## Work item
From the first line to the last, copy the listing below word for word.

## Input
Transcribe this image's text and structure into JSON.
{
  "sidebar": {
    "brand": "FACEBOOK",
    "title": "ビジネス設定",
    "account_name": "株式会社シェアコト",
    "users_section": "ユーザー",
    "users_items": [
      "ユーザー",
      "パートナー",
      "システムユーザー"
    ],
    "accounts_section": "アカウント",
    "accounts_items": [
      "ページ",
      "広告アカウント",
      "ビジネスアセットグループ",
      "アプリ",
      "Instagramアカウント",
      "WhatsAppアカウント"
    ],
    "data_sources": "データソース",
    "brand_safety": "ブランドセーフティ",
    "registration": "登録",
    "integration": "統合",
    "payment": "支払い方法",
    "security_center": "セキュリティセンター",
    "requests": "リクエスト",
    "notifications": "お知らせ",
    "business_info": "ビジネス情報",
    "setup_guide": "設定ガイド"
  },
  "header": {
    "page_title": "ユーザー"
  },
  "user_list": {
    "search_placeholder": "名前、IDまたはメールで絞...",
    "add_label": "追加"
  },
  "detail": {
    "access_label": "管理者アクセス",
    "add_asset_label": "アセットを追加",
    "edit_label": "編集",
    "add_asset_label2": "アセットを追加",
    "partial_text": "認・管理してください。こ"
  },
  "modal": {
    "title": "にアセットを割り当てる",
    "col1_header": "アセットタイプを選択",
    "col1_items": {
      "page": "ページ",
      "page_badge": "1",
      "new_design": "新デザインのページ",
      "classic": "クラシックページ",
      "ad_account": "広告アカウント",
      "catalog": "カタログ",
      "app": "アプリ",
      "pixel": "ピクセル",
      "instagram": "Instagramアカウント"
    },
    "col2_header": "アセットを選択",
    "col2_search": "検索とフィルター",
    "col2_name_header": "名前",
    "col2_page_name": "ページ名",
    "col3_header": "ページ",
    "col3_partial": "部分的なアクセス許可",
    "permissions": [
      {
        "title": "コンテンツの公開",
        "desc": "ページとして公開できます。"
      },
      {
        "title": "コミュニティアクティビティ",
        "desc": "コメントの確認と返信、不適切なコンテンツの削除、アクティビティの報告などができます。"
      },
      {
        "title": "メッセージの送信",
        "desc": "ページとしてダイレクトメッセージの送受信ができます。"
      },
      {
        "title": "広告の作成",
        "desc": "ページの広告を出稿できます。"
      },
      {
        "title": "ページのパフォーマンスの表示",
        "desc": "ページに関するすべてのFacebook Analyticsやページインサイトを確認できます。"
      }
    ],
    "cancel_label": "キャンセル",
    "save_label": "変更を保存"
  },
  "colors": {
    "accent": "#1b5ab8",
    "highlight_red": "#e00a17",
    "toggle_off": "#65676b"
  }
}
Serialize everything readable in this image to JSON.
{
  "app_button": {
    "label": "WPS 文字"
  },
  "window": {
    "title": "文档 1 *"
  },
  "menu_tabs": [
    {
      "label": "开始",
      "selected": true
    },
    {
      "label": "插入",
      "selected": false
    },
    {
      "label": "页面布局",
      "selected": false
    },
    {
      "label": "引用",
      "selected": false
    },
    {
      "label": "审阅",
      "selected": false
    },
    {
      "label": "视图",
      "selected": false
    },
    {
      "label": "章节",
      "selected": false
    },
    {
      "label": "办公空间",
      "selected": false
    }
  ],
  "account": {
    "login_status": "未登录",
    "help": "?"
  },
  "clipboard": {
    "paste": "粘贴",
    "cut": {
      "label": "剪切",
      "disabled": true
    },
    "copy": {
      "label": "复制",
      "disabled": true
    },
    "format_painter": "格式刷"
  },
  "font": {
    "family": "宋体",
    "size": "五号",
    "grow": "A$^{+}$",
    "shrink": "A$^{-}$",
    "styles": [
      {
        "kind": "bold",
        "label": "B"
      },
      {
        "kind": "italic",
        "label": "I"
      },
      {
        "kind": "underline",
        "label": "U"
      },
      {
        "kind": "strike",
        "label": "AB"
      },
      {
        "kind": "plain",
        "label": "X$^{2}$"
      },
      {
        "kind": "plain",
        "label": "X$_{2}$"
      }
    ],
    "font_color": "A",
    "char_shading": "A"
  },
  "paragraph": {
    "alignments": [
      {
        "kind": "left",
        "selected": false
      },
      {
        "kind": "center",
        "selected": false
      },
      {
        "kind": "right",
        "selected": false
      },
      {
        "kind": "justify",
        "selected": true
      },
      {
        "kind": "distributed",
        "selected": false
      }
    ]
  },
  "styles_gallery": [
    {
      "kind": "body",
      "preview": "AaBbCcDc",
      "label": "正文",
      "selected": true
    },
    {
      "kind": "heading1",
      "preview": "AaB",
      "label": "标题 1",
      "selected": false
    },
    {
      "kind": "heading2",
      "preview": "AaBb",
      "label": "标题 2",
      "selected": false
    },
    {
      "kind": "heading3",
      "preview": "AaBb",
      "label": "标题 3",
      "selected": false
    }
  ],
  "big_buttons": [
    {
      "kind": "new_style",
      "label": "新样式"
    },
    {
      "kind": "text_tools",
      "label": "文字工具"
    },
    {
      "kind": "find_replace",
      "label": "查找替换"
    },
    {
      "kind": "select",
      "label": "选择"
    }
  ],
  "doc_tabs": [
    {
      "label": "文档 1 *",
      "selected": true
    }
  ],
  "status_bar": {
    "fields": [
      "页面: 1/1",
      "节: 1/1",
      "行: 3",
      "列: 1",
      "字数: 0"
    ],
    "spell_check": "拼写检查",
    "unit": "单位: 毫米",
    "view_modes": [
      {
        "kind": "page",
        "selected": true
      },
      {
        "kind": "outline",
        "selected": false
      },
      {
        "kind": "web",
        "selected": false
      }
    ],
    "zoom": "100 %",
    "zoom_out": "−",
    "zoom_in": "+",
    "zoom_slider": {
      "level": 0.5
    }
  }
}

## Task output
Transcribe this image's text and structure into JSON.
{
  "sidebar": {
    "brand": "FACEBOOK",
    "title": "ビジネス設定",
    "account_name": "株式会社シェアコト",
    "users_section": "ユーザー",
    "users_items": [
      "ユーザー",
      "パートナー",
      "システムユーザー"
    ],
    "accounts_section": "アカウント",
    "accounts_items": [
      "ページ",
      "広告アカウント",
      "ビジネスアセットグループ",
      "アプリ",
      "Instagramアカウント",
      "WhatsAppアカウント"
    ],
    "data_sources": "データソース",
    "brand_safety": "ブランドセーフティ",
    "registration": "登録",
    "integration": "統合",
    "payment": "支払い方法",
    "security_center": "セキュリティセンター",
    "requests": "リクエスト",
    "notifications": "お知らせ",
    "business_info": "ビジネス情報",
    "setup_guide": "設定ガイド"
  },
  "header": {
    "page_title": "ユーザー"
  },
  "user_list": {
    "search_placeholder": "名前、IDまたはメールで絞...",
    "add_label": "追加"
  },
  "detail": {
    "access_label": "管理者アクセス",
    "add_asset_label": "アセットを追加",
    "edit_label": "編集",
    "add_asset_label2": "アセットを追加",
    "partial_text": "認・管理してください。こ"
  },
  "modal": {
    "title": "にアセットを割り当てる",
    "col1_header": "アセットタイプを選択",
    "col1_items": {
      "page": "ページ",
      "page_badge": "1",
      "new_design": "新デザインのページ",
      "classic": "クラシックページ",
      "ad_account": "広告アカウント",
      "catalog": "カタログ",
      "app": "アプリ",
      "pixel": "ピクセル",
      "instagram": "Instagramアカウント"
    },
    "col2_header": "アセットを選択",
    "col2_search": "検索とフィルター",
    "col2_name_header": "名前",
    "col2_page_name": "ページ名",
    "col3_header": "ページ",
    "col3_partial": "部分的なアクセス許可",
    "permissions": [
      {
        "title": "コンテンツの公開",
        "desc": "ページとして公開できます。"
      },
      {
        "title": "コミュニティアクティビティ",
        "desc": "コメントの確認と返信、不適切なコンテンツの削除、アクティビティの報告などができます。"
      },
      {
        "title": "メッセージの送信",
        "desc": "ページとしてダイレクトメッセージの送受信ができます。"
      },
      {
        "title": "広告の作成",
        "desc": "ページの広告を出稿できます。"
      },
      {
        "title": "ページのパフォーマンスの表示",
        "desc": "ページに関するすべてのFacebook Analyticsやページインサイトを確認できます。"
      }
    ],
    "cancel_label": "キャンセル",
    "save_label": "変更を保存"
  },
  "colors": {
    "accent": "#1b5ab8",
    "highlight_red": "#e00a17",
    "toggle_off": "#65676b"
  }
}
Serialize everything readable in this image to JSON.
{
  "app_button": {
    "label": "WPS 文字"
  },
  "window": {
    "title": "文档 1 *"
  },
  "menu_tabs": [
    {
      "label": "开始",
      "selected": true
    },
    {
      "label": "插入",
      "selected": false
    },
    {
      "label": "页面布局",
      "selected": false
    },
    {
      "label": "引用",
      "selected": false
    },
    {
      "label": "审阅",
      "selected": false
    },
    {
      "label": "视图",
      "selected": false
    },
    {
      "label": "章节",
      "selected": false
    },
    {
      "label": "办公空间",
      "selected": false
    }
  ],
  "account": {
    "login_status": "未登录",
    "help": "?"
  },
  "clipboard": {
    "paste": "粘贴",
    "cut": {
      "label": "剪切",
      "disabled": true
    },
    "copy": {
      "label": "复制",
      "disabled": true
    },
    "format_painter": "格式刷"
  },
  "font": {
    "family": "宋体",
    "size": "五号",
    "grow": "A$^{+}$",
    "shrink": "A$^{-}$",
    "styles": [
      {
        "kind": "bold",
        "label": "B"
      },
      {
        "kind": "italic",
        "label": "I"
      },
      {
        "kind": "underline",
        "label": "U"
      },
      {
        "kind": "strike",
        "label": "AB"
      },
      {
        "kind": "plain",
        "label": "X$^{2}$"
      },
      {
        "kind": "plain",
        "label": "X$_{2}$"
      }
    ],
    "font_color": "A",
    "char_shading": "A"
  },
  "paragraph": {
    "alignments": [
      {
        "kind": "left",
        "selected": false
      },
      {
        "kind": "center",
        "selected": false
      },
      {
        "kind": "right",
        "selected": false
      },
      {
        "kind": "justify",
        "selected": true
      },
      {
        "kind": "distributed",
        "selected": false
      }
    ]
  },
  "styles_gallery": [
    {
      "kind": "body",
      "preview": "AaBbCcDc",
      "label": "正文",
      "selected": true
    },
    {
      "kind": "heading1",
      "preview": "AaB",
      "label": "标题 1",
      "selected": false
    },
    {
      "kind": "heading2",
      "preview": "AaBb",
      "label": "标题 2",
      "selected": false
    },
    {
      "kind": "heading3",
      "preview": "AaBb",
      "label": "标题 3",
      "selected": false
    }
  ],
  "big_buttons": [
    {
      "kind": "new_style",
      "label": "新样式"
    },
    {
      "kind": "text_tools",
      "label": "文字工具"
    },
    {
      "kind": "find_replace",
      "label": "查找替换"
    },
    {
      "kind": "select",
      "label": "选择"
    }
  ],
  "doc_tabs": [
    {
      "label": "文档 1 *",
      "selected": true
    }
  ],
  "status_bar": {
    "fields": [
      "页面: 1/1",
      "节: 1/1",
      "行: 3",
      "列: 1",
      "字数: 0"
    ],
    "spell_check": "拼写检查",
    "unit": "单位: 毫米",
    "view_modes": [
      {
        "kind": "page",
        "selected": true
      },
      {
        "kind": "outline",
        "selected": false
      },
      {
        "kind": "web",
        "selected": false
      }
    ],
    "zoom": "100 %",
    "zoom_out": "−",
    "zoom_in": "+",
    "zoom_slider": {
      "level": 0.5
    }
  }
}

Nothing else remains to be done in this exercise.